When? Between two weeks before Ash Wednesday and Shrove Tuesday, annually
Allegedly dating back to the 12th Century, the Carnival of Venice has undergone several transformations throughout the ages, peaking in popularity during the 18th Century. However, under subsequent Holy Roman and Austrian rule, the festival became outlawed and the use of masks prohibited, although it returned formally in 1979 as part of a culture campaign by the Italian government.
The event is famous worldwide for its use of elaborate and dramatic face masks, with participants bidding each year to win the prestigious maschera più bella or ‘most beautiful mask’ award. Much of this deference derives from their traditional wearing from Boxing Day (26 December) to Shrove Tuesday during the Renaissance period. In its modern guise, the festival now also features spectacular stage shows and performance artists, with around 3 million people attending the carnival annually.
If you’re looking to escape the office and experience something a little different, then why not try one of these unique events? Whether your idea of stress relief involves throwing tomatoes, drinking beer or running away from bulls, there’s bound to be something which takes your fancy!
Which one are you going to visit first? Let us know in the comments section below.

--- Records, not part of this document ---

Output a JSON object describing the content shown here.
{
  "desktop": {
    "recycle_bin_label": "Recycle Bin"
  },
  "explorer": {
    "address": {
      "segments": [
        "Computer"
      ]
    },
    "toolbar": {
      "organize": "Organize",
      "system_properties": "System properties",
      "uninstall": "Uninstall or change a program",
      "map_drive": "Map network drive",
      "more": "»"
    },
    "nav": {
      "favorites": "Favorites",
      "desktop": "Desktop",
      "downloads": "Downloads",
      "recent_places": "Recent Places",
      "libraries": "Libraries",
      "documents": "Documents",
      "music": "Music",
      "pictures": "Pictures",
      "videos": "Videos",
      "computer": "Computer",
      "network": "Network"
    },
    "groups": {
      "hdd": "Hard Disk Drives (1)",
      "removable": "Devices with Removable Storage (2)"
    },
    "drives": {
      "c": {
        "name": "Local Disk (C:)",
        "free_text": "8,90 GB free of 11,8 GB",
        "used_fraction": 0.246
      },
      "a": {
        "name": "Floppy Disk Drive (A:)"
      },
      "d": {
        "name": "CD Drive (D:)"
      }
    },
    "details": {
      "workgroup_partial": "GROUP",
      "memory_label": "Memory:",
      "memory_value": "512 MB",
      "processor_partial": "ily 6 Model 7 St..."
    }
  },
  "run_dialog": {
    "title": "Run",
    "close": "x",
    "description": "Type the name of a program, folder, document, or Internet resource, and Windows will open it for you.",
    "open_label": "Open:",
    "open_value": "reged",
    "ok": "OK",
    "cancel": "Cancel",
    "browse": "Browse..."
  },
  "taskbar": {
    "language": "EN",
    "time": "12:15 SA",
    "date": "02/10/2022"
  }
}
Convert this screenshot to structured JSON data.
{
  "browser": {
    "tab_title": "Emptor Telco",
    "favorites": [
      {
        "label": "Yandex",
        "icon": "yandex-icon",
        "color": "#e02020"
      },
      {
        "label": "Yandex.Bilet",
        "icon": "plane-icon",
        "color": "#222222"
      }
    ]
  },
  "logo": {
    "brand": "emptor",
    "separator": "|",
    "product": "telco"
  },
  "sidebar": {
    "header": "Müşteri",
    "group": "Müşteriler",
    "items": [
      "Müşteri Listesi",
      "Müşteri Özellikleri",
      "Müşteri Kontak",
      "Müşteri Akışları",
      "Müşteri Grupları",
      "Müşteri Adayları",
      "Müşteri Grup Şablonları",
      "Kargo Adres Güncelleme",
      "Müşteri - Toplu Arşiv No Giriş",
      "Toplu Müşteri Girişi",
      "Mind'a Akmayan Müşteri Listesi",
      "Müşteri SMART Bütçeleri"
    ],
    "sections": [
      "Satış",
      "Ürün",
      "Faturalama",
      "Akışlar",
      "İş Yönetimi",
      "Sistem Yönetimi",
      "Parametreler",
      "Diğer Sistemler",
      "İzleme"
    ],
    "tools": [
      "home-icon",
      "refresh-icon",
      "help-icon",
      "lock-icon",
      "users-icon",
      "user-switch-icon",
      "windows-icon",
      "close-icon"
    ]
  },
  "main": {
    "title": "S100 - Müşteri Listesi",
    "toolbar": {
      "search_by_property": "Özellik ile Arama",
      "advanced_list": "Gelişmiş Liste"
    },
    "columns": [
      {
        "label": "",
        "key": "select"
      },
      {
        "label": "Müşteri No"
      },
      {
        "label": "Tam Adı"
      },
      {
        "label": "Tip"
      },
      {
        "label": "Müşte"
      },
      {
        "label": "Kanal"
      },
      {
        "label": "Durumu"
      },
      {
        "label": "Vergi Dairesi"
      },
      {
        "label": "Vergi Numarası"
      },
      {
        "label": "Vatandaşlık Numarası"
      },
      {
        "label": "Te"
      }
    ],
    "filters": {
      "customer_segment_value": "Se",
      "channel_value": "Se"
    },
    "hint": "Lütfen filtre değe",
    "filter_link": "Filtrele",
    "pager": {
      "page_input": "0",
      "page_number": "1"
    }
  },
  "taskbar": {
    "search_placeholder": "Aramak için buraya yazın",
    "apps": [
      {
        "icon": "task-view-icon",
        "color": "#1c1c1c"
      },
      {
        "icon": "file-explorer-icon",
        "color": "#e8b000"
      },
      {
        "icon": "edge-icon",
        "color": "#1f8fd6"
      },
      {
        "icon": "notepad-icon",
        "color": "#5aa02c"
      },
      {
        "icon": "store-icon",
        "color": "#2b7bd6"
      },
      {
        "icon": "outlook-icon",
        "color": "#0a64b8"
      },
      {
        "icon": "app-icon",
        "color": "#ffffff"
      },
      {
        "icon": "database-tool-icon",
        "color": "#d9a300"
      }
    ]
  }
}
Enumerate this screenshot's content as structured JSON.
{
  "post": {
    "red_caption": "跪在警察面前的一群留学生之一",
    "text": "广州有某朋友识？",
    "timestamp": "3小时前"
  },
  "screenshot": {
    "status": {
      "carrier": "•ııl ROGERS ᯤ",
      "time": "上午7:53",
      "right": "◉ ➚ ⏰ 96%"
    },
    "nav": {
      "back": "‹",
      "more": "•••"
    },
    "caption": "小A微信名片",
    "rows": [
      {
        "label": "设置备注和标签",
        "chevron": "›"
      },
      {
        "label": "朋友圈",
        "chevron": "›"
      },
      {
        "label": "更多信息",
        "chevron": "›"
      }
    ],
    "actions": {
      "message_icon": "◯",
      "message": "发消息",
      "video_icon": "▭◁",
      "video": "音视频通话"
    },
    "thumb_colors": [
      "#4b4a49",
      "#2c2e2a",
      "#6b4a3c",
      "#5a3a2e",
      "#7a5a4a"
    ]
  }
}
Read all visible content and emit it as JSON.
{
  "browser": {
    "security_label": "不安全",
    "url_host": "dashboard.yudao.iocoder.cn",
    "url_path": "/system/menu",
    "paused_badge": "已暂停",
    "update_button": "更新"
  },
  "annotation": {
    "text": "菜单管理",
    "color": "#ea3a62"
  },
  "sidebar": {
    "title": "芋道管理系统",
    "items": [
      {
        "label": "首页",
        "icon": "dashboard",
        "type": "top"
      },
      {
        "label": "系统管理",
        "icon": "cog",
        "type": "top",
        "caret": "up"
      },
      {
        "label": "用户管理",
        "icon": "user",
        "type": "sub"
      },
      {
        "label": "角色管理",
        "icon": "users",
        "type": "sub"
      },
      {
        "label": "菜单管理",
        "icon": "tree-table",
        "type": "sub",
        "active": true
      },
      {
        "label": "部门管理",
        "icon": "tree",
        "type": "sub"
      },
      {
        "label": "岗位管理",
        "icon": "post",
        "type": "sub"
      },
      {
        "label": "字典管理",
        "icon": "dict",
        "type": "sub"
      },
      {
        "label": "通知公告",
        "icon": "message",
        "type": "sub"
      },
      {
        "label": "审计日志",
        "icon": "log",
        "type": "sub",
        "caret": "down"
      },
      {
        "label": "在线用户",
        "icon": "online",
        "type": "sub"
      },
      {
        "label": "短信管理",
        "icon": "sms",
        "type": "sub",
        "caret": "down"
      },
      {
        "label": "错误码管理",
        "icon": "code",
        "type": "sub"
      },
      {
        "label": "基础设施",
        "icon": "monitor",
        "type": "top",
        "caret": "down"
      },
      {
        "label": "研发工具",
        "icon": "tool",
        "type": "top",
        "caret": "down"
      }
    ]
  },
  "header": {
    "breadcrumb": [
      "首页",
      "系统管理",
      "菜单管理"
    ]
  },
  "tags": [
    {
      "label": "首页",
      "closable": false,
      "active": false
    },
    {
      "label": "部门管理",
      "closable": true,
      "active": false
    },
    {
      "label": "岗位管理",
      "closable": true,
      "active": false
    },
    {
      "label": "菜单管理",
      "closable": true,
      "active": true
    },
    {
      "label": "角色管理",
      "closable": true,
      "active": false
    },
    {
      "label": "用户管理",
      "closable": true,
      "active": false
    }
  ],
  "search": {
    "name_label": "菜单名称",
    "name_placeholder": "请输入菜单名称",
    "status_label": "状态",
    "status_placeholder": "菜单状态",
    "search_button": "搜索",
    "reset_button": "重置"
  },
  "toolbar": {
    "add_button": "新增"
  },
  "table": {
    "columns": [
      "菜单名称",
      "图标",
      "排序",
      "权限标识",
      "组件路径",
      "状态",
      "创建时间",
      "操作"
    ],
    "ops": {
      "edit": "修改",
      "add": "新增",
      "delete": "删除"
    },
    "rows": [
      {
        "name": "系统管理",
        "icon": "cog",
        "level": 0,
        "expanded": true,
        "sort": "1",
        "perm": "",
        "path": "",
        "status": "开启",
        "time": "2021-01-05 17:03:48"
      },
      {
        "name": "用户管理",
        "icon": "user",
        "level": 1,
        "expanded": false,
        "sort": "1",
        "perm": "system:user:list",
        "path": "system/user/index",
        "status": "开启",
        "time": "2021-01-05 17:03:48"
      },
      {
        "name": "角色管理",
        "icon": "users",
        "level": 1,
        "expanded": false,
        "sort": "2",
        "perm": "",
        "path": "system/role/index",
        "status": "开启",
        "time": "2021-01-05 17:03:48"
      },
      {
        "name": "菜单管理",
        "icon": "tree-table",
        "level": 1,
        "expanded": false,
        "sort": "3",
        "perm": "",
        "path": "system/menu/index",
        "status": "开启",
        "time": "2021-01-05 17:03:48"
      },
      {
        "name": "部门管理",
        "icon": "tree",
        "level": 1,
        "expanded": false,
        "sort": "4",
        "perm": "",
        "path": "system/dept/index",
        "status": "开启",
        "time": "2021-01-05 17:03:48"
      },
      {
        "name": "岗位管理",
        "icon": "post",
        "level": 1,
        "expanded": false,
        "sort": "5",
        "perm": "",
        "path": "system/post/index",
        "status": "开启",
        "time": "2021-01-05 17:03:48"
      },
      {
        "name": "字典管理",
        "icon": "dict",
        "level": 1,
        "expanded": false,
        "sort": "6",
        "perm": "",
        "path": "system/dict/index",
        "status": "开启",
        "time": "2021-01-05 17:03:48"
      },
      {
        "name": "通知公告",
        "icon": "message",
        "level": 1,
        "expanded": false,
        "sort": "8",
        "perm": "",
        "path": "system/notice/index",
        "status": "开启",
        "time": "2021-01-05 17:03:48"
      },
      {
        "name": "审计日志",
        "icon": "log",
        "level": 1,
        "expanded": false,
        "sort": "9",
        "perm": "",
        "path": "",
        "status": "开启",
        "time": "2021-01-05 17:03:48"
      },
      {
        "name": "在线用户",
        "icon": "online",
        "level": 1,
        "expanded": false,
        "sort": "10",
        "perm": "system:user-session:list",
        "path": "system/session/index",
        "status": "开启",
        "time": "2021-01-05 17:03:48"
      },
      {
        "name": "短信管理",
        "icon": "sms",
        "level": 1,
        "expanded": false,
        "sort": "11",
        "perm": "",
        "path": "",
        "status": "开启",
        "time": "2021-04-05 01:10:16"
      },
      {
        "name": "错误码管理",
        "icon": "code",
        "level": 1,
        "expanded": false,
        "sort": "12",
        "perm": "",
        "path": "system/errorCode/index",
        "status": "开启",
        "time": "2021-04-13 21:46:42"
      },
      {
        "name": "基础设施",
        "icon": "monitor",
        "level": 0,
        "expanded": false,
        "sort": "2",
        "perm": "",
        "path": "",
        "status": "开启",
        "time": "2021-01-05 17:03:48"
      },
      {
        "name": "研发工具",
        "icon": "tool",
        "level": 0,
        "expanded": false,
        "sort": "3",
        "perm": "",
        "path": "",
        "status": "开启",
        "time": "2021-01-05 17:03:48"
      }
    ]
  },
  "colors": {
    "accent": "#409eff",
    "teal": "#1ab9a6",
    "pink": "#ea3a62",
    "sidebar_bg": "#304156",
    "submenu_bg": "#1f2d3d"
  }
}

This article is an updated version of an earlier article originally published on 11 June 2015.